Experimental studies have aimed to elucidate the effect of operational parameters and printing characteristics on piezoelectric inkjet printing. Several numerical models have been developed to determine jetting characteristics and droplet velocities.
Unstable jetting (such as misfiring and satellite drop) can cause printed materials to have fatal defects. It is still challenging for researchers to determine stable ejection conditions for various inks and inkjet head structures.
Korean researchers have investigated methods to improve the stability of jetting conditions in piezoelectric inkjet methods. In the study, the authors investigated meniscus motion. In inkjet processes, stable inkjet operation is typically achieved using a controlled waveform. Another important control parameter that could help to improve jetting stability is the ink supply pressure, which the authors have focused on in the research.
Calculation of droplet characteristics: (a) average velocity and (b) volume of the droplet. Image Credit: Kim, S et al., Micromachines
In the study, droplet velocity and volume were used to determine the jetting characteristics. To visualize droplet jetting and meniscus motion, the authors employed a drop monitoring system in their experiments. A waveform generator was incorporated into the drop monitoring system. Nano-Pulse Light was used to capture high-resolution images for analysis.
The authors developed a novel numerical simulation to measure the jetting characteristics and residual vibration caused by the remaining pressure wave in the inkjet novel after droplet ejection. This numerical model improves upon previous attempts which, whilst considering wave propagation, did not simultaneously consider the entire jetting process and meniscus motion. Piezoelectric inkjet actuation was included in the numerical model.
Moreover, the research analyzed a series of jetting processes and the effect of ink supply pressure on each. Thus, the authors determined the optimal condition for achieving a stable and high-frequency printing operation and improving the piezoelectric inkjet printing process.

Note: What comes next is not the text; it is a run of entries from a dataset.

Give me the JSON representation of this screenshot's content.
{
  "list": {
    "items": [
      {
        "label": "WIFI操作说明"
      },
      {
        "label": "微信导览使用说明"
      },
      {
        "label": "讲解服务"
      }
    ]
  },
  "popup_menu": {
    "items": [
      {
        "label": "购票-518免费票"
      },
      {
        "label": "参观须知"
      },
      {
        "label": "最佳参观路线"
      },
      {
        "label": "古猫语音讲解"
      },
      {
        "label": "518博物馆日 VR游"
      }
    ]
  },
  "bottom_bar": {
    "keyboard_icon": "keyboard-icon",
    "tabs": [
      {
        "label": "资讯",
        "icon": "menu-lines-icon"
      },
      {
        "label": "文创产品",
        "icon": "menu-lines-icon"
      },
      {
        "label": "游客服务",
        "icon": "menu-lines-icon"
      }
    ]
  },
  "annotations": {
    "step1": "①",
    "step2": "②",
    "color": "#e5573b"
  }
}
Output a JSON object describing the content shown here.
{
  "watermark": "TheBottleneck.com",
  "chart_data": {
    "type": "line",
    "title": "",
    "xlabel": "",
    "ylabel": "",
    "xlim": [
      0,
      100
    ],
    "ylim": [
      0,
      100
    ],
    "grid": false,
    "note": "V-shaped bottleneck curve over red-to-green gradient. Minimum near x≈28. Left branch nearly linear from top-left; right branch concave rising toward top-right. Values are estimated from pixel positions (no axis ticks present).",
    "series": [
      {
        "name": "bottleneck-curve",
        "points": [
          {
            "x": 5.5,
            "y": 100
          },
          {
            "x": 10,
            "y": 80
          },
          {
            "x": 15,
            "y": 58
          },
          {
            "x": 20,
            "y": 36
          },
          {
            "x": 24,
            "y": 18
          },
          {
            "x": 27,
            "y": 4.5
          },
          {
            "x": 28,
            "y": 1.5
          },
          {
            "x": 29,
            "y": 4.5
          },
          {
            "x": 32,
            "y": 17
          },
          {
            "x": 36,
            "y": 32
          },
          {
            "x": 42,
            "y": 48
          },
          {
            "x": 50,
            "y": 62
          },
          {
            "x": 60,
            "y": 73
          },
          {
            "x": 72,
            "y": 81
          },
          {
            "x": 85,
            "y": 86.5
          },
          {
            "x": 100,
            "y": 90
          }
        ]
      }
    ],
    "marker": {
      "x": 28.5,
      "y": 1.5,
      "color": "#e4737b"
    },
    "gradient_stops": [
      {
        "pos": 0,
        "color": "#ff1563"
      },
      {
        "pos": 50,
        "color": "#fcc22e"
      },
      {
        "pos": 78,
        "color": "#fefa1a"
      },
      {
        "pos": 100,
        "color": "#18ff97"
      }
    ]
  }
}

Conclusions of the Study
The results of the experimental studies and numerical simulations employed in the research demonstrated the effect of supply pressure on the printing process. Increasing the driving voltage increases both the droplet velocity and volume. This was discovered to be a linear relationship by the authors in both experiments and numerical models. Meniscus motion and droplets are both affected by pressure control.

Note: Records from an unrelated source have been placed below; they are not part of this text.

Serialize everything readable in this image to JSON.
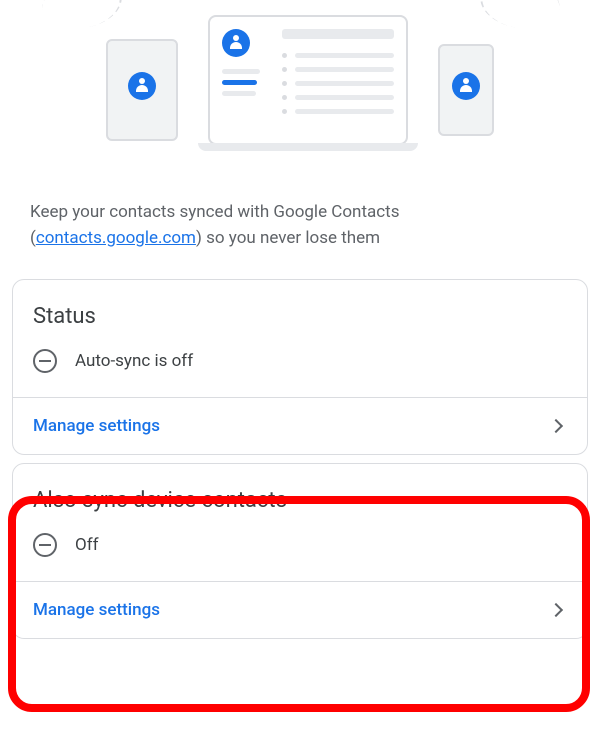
{
  "description": {
    "text_before": "Keep your contacts synced with Google Contacts (",
    "link_text": "contacts.google.com",
    "text_after": ") so you never lose them"
  },
  "card_status": {
    "title": "Status",
    "status_text": "Auto-sync is off",
    "action": "Manage settings"
  },
  "card_device": {
    "title": "Also sync device contacts",
    "status_text": "Off",
    "action": "Manage settings"
  }
}
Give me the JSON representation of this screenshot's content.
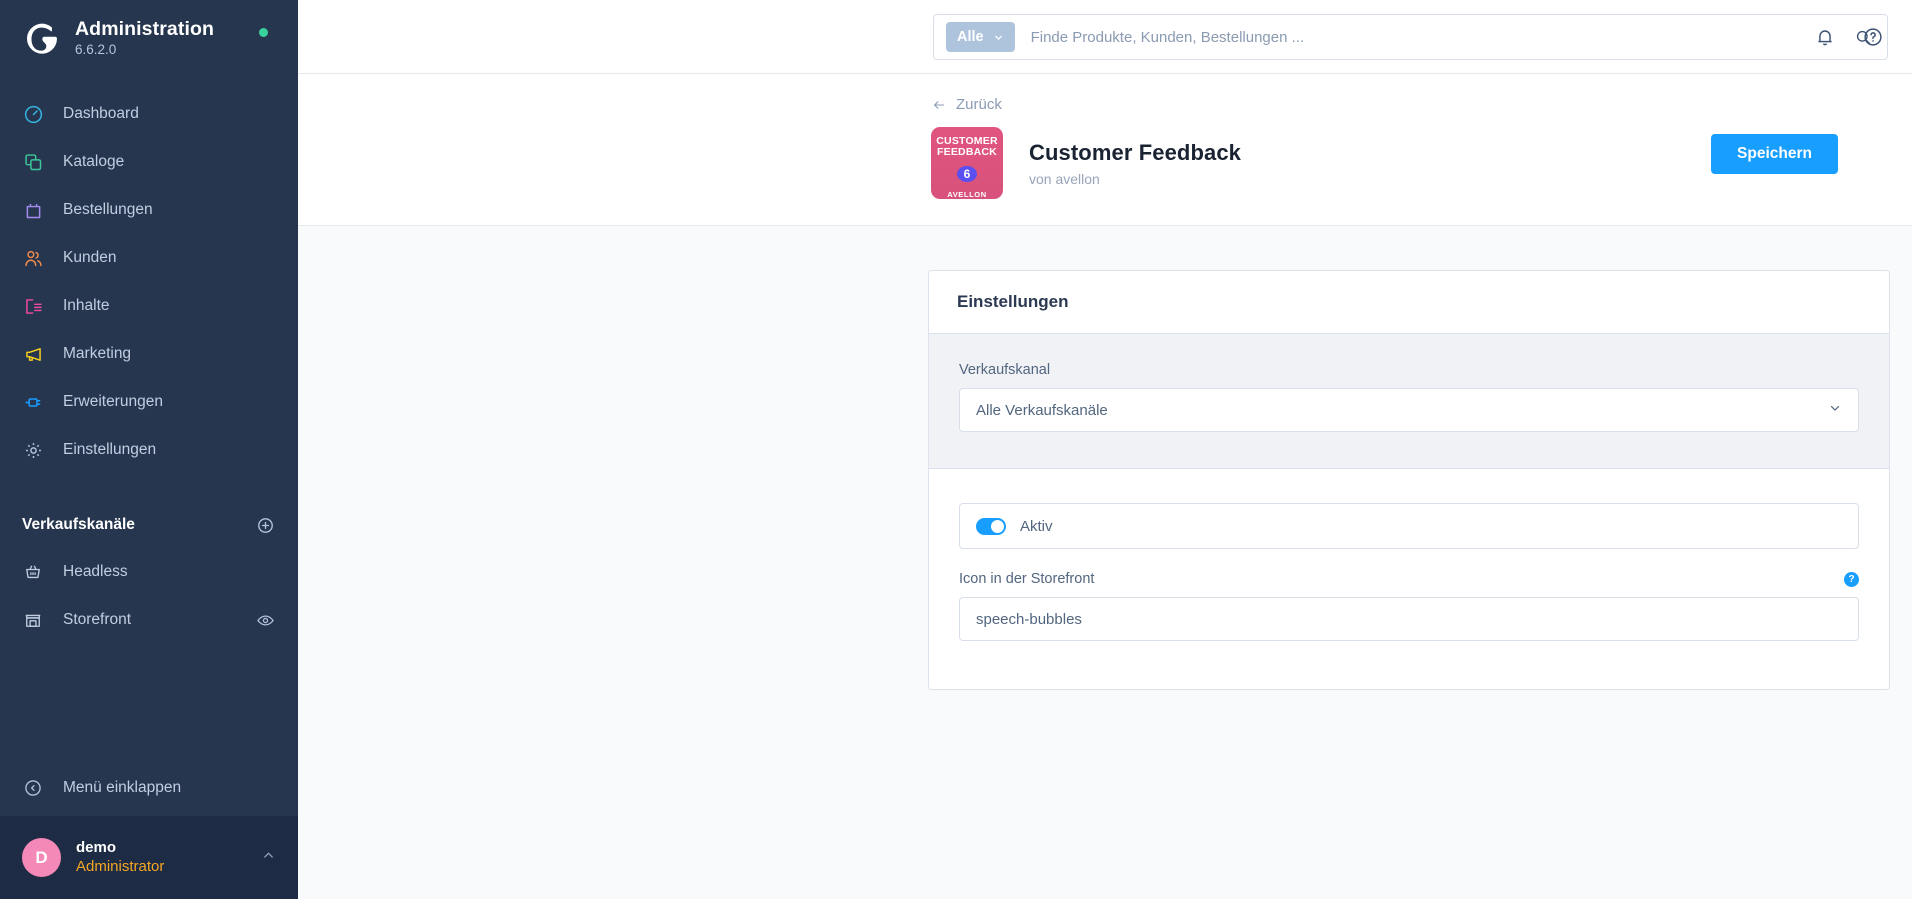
{
  "sidebar": {
    "title": "Administration",
    "version": "6.6.2.0",
    "status_dot_color": "#37d39b",
    "items": [
      {
        "label": "Dashboard",
        "icon": "speedometer-icon",
        "color": "#37b3e0"
      },
      {
        "label": "Kataloge",
        "icon": "copy-icon",
        "color": "#3ec79a"
      },
      {
        "label": "Bestellungen",
        "icon": "bag-icon",
        "color": "#a48bf0"
      },
      {
        "label": "Kunden",
        "icon": "users-icon",
        "color": "#f08a4b"
      },
      {
        "label": "Inhalte",
        "icon": "content-icon",
        "color": "#f248a0"
      },
      {
        "label": "Marketing",
        "icon": "megaphone-icon",
        "color": "#f5d020"
      },
      {
        "label": "Erweiterungen",
        "icon": "plug-icon",
        "color": "#189eff"
      },
      {
        "label": "Einstellungen",
        "icon": "gear-icon",
        "color": "#b6c4d8"
      }
    ],
    "section": {
      "title": "Verkaufskanäle",
      "add_icon": "plus-circle-icon"
    },
    "channels": [
      {
        "label": "Headless",
        "icon": "basket-icon",
        "trailing_icon": ""
      },
      {
        "label": "Storefront",
        "icon": "store-icon",
        "trailing_icon": "eye-icon"
      }
    ],
    "collapse": {
      "label": "Menü einklappen",
      "icon": "collapse-left-icon"
    },
    "user": {
      "initial": "D",
      "name": "demo",
      "role": "Administrator",
      "avatar_color": "#f489b8",
      "role_color": "#f5a623",
      "caret_icon": "chevron-up-icon"
    }
  },
  "topbar": {
    "scope_label": "Alle",
    "scope_caret_icon": "chevron-down-icon",
    "search_placeholder": "Finde Produkte, Kunden, Bestellungen ...",
    "search_value": "",
    "search_icon": "search-icon",
    "notification_icon": "bell-icon",
    "help_icon": "question-circle-icon"
  },
  "plugin_header": {
    "back_label": "Zurück",
    "back_icon": "arrow-left-icon",
    "icon": {
      "line1": "CUSTOMER",
      "line2": "FEEDBACK",
      "badge": "6",
      "brand": "AVELLON",
      "bg_color": "#d8527c",
      "badge_color": "#5b4ff0"
    },
    "title": "Customer Feedback",
    "author": "von avellon",
    "save_label": "Speichern",
    "save_color": "#189eff"
  },
  "settings_card": {
    "heading": "Einstellungen",
    "sales_channel": {
      "label": "Verkaufskanal",
      "value": "Alle Verkaufskanäle",
      "caret_icon": "chevron-down-icon"
    },
    "active_toggle": {
      "label": "Aktiv",
      "state": "on",
      "color": "#189eff"
    },
    "storefront_icon_field": {
      "label": "Icon in der Storefront",
      "value": "speech-bubbles",
      "help_icon": "help-circle-icon",
      "help_color": "#189eff"
    }
  }
}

Residual vibration was visualized to verify the suppression effect on the meniscus. It was discovered that residual vibration has a suppression effect on the meniscus, with vibration arising from both fluid jetting and the propagation of pressure waves. The authors concluded that in order to achieve stable inkjet printing, this should be suppressed. Production efficiency could be increased by around 50% if suppression of the residual vibration is achieved, with a 300 μs termination time.
Images of numerical simulation with (a) voltage and (b) pressure at 34 V. Image Credit: Kim, S et al., Micromachines

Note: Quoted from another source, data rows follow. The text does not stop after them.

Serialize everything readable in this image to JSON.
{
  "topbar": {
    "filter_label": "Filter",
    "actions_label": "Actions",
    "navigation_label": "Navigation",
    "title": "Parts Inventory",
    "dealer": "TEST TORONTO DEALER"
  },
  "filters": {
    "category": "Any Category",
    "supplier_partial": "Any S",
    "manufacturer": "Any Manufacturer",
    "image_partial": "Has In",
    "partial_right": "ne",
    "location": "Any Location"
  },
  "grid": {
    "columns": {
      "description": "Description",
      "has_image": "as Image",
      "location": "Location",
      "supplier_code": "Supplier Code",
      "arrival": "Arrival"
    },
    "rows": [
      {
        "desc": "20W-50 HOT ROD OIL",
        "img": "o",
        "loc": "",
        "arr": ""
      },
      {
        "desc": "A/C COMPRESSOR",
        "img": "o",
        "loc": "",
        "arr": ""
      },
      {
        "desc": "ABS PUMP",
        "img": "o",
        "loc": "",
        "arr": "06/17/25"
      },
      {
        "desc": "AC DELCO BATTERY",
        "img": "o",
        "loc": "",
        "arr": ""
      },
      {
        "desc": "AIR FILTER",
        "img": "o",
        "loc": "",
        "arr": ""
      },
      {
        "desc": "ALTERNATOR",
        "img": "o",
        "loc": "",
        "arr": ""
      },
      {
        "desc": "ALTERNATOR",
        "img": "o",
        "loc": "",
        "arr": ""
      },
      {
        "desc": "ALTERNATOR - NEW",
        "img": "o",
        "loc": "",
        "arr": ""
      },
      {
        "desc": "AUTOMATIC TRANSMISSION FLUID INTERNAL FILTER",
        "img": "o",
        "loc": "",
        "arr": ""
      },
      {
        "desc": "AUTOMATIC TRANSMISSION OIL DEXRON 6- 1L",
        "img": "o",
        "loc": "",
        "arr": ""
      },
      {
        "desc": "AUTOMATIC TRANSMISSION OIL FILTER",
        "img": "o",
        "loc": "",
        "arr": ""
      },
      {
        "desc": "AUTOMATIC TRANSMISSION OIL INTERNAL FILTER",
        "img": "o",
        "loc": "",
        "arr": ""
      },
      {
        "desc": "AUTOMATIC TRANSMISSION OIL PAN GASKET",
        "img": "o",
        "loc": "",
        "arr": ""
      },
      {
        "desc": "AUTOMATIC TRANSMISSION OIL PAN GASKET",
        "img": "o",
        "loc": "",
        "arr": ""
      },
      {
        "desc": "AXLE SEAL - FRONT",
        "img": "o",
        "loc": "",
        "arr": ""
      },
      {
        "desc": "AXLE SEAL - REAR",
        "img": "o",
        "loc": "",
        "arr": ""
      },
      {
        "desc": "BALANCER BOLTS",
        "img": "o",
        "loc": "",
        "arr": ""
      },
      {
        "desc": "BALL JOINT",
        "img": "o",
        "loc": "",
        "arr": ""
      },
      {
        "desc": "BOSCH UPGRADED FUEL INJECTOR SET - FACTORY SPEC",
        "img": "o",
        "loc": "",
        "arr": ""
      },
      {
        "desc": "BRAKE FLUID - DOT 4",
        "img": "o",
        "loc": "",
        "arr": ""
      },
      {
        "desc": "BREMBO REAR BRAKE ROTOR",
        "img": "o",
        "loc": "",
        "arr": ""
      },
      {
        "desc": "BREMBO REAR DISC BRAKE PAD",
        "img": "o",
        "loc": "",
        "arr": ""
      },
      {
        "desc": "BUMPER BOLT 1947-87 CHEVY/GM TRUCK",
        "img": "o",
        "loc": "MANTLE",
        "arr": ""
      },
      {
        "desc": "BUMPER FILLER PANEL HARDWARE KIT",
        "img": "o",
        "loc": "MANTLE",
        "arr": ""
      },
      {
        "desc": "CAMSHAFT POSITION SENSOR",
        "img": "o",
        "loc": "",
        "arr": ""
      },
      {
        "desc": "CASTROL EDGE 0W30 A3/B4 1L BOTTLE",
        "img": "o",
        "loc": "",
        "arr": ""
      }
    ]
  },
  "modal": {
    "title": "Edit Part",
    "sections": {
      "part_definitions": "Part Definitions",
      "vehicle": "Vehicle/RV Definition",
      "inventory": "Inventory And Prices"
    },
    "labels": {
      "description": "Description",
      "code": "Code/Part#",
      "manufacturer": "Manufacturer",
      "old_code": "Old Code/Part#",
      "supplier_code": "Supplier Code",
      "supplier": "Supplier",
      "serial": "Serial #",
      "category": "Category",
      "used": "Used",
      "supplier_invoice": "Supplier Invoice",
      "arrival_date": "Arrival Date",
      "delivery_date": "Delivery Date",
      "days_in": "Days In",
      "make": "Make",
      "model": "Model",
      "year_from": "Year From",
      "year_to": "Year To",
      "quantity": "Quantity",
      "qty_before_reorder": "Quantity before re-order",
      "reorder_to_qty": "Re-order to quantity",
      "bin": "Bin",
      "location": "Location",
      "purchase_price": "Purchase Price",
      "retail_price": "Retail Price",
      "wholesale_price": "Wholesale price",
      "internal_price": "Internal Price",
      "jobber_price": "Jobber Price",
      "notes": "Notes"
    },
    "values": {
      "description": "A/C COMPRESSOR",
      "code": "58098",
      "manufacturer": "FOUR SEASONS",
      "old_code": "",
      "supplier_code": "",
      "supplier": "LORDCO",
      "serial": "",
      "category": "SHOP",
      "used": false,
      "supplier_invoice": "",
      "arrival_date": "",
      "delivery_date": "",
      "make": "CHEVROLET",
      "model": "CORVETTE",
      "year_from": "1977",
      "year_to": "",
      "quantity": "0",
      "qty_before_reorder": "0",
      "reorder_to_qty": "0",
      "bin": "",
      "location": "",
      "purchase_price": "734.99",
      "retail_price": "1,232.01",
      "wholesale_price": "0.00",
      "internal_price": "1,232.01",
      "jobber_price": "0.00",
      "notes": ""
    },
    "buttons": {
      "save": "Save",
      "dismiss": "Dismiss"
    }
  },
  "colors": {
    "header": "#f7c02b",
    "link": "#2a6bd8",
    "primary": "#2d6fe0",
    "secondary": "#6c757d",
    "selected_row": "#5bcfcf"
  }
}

Control of supply pressure, which can be carried out easily, can be used to enhance the stability and, therefore, the productivity of piezoelectric inkjet printing. Moreover, the numerical model employed by the researchers allows for clear visualization of the meniscus motion near the printer’s orifice. This was previously not possible with other models and visualization methods. Therefore, the meniscus’s subtle internal flow could be analyzed alongside the optimal parameters required for achieving stable jetting under different operational conditions.
Overall, this research has provided key information for the development of more efficient and reliable piezoelectric inkjet printing methods by elucidating the relationship between ink supply pressure and stable inkjetting. Furthermore, the novel numerical model employed by the authors significantly improves upon previously reported methods.
Kim, S et al. (2022) The Effect of Ink Supply Pressure on Piezoelectric Inkjet [online] Micromachines 13(4) 615 | mdpi.com. Available at: https://www.mdpi.com/2072-666X/13/4/615